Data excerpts
**********

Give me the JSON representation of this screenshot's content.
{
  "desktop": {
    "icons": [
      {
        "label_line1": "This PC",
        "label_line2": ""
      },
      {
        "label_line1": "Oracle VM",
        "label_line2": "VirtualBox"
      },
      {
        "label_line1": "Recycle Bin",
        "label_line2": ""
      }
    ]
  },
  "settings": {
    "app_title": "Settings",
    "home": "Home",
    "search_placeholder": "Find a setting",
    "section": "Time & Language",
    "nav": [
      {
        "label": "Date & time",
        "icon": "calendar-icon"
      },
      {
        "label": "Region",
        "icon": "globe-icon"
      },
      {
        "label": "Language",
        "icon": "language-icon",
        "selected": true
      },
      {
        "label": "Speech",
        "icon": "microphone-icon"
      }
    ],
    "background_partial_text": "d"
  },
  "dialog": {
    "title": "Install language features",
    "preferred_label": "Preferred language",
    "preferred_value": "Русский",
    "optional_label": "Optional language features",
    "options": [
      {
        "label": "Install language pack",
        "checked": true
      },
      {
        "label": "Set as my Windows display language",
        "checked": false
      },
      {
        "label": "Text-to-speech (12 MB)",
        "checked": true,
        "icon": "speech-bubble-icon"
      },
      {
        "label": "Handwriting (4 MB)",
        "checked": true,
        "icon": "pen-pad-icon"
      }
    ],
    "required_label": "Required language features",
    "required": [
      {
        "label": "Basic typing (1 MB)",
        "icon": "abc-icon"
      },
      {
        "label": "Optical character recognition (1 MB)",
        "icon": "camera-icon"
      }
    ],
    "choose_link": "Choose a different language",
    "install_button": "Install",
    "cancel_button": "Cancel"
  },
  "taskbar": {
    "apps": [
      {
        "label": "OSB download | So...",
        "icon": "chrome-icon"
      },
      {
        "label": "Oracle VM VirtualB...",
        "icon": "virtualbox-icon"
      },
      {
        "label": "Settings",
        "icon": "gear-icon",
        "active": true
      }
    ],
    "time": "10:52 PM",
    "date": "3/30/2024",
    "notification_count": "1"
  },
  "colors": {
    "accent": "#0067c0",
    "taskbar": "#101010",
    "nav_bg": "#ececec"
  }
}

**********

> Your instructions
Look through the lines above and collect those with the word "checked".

> Output of the exercise
        "checked": true
        "checked": false
        "checked": true,
        "checked": true,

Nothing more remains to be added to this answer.